The Do’s: Sending the Right Messages

  • Do maintain eye contact – Eye contact is an important part of non-verbal communication so be sure to look up often to let the meeting organizer or speaker know you’re all ears.
  • Do smile – Smiling can help others feel calm and comfortable around you. And for meetings like brainstorming sessions, a calm relaxed environment is exactly what your coworkers need to be effective, productive and innovative.
  • Do remember it’s not just about your facial expressions – Communicating well with others during meetings isn’t just about your meeting face. It’s also about your body language, tone of voice, your attitude and preparation.

So, come to every meeting prepared and ready to engage. Look interested. Focus on the person speaking or the supporting presentation materials. Taking notes is a great way to show interest if you’re the timid type, just be sure to look up from time to time. Nod your head in agreement occasionally to show you’re on the same page.
If you’re concerned your meeting face might need some help ask a co-worker you respect to watch your “meeting face” demeanor, and follow their advice and feedback.
How do you make sure you’re meeting face is sending the right message?
Share your comments below.

3 Questions to Ask About Employee Benefits Before You Get Hired

3 Questions to Ask About Employee Benefits Before You Get Hired Getting a new job requires some detective skills, including understanding your total compensation package prior to accepting a job offer. While most of us need our job to provide a regular paycheck to take care of our living expenses, we also need to consider the benefits program offered by a potential employer. Here are a few questions you might consider asking your prospective employer to help you make a better decision in evaluating a job opportunity.

  1. How much of my total compensation will include a benefits package?
    While your salary is important, don’t forget to consider the amount spent on employee benefits. The Bureau of Labor Statistics reported in March that private industry employee benefit programs accounted for 29.5% of total compensation. This compensation includes paid sick leave, holidays, and vacations, as well as employer contributions to health and life insurance, retirement savings, and into Social Security and Medicare in the U.S. It is appropriate in your job offer process to ask for a clear outline of the benefits program offered. A job opportunity may look more or less attractive based on the benefits, so it’s critical to have the full picture before making your decision.
  2. May I review your health insurance program?
    If you are expecting your employer to provide a health insurance option, make sure you have a firm understanding of the program. You’ll need to consider what you’re currently paying and what you’ll be expected to pay under the program offered by your potential employer. If you’ll need to use that health insurance to provide care for your family or dependents, make sure to uncover the costs with that type of program and their eligibility. When you review the health insurance program look for information on co-pay amounts, pre-existing condition rules, deductible amounts, and prescription drug programs.
  3. What are your most unique employee benefits?
    While you should have uncovered all of the benefits offered in your employee summary, there may be a few employee perks you’ll find important. This is also a good question to uncover a little more about the culture of the company you’re considering. Companies may offer an employee gym, onsite child care, flexible work schedules, or other unique programs that may make a position more attractive, even if the salary is smaller. And don’t forget to find out about smaller benefits that can really add up like paid parking, discount dry cleaning services, or an economical onsite dining option.

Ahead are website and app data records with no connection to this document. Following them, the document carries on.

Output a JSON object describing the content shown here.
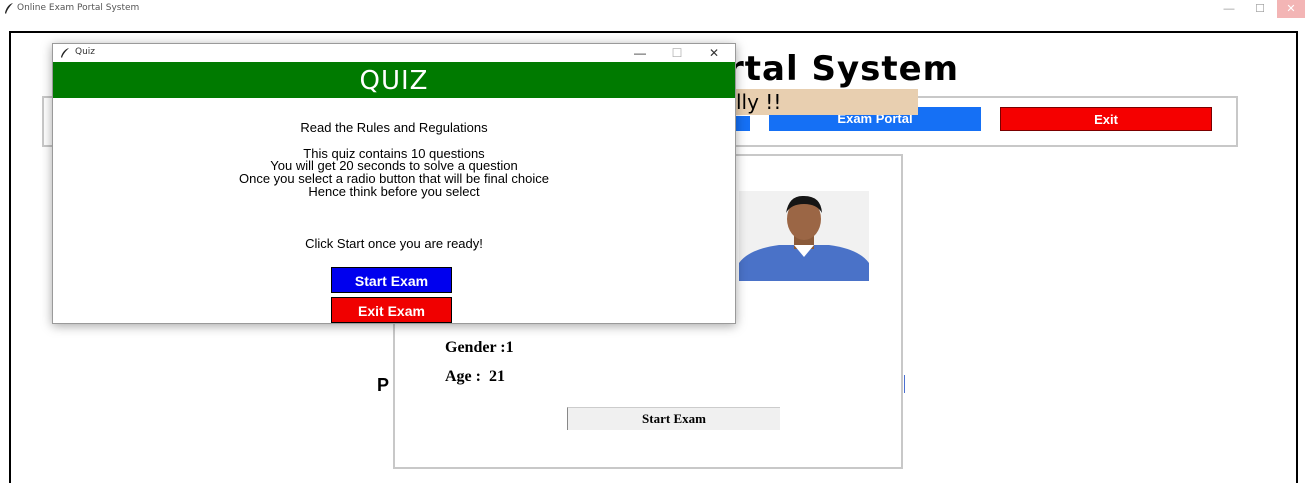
{
  "main_window": {
    "title": "Online Exam Portal System",
    "min_glyph": "—",
    "max_glyph": "☐",
    "close_glyph": "✕"
  },
  "header": {
    "title_visible": "rtal System",
    "welcome_visible": "lly !!"
  },
  "nav": {
    "exam_portal_label": "Exam Portal",
    "exit_label": "Exit"
  },
  "profile": {
    "gender": "Gender :1",
    "age": "Age :  21",
    "start_exam_label": "Start Exam",
    "partial_letter": "P"
  },
  "quiz": {
    "title": "Quiz",
    "header": "QUIZ",
    "rules_heading": "Read the Rules and Regulations",
    "rules": [
      "This quiz contains 10 questions",
      "You will get 20 seconds to solve a question",
      "Once you select a radio button that will be final choice",
      "Hence think before you select"
    ],
    "ready_text": "Click Start once you are ready!",
    "start_button": "Start Exam",
    "exit_button": "Exit Exam",
    "min_glyph": "—",
    "max_glyph": "☐",
    "close_glyph": "✕"
  },
  "colors": {
    "quiz_header_bg": "#007a00",
    "start_blue": "#0000ee",
    "exit_red": "#f00000",
    "nav_blue": "#1570f5",
    "welcome_bg": "#e8cfb0"
  },
  "icons": {
    "window_icon": "feather-icon"
  }
}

Looking for a new job can be stressful, but when you do get a job offer make sure to slow down and evaluate the entire offer before accepting a position. It’s possible to negotiate your salary and benefit options before you’re hired, but it can be much harder to negotiate, or not possible, after you’ve accepted the position.